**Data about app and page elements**

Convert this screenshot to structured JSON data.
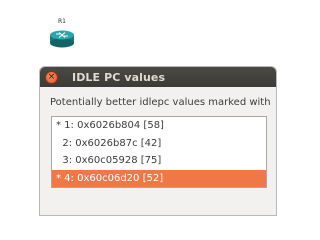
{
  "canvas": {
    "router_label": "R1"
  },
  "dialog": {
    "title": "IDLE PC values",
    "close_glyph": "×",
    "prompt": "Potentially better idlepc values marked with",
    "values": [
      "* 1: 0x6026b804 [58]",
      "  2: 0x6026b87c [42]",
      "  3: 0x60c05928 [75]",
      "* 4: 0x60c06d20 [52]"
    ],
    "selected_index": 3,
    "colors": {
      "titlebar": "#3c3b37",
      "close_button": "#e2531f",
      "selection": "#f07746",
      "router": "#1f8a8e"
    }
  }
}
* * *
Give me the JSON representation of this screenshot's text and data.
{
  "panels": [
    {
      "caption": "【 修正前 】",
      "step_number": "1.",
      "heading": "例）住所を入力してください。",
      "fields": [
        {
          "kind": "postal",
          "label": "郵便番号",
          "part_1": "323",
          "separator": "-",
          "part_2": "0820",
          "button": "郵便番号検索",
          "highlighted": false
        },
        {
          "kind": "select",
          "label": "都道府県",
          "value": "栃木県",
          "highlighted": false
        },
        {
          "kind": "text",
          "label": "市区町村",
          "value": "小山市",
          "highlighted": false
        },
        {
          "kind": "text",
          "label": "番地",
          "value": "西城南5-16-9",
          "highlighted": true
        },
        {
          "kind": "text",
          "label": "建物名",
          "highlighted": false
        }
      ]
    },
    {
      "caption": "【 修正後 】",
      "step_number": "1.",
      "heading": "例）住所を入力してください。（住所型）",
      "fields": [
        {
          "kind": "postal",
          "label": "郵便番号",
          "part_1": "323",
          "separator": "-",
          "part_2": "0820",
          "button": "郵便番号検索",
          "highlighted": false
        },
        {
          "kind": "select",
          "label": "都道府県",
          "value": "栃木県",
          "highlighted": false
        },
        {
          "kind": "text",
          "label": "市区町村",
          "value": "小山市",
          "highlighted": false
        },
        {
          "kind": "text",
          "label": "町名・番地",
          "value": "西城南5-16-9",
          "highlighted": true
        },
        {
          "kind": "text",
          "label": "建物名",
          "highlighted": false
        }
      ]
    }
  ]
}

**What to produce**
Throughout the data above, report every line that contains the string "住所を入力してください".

**Written answer**
      "heading": "例）住所を入力してください。",
      "heading": "例）住所を入力してください。（住所型）",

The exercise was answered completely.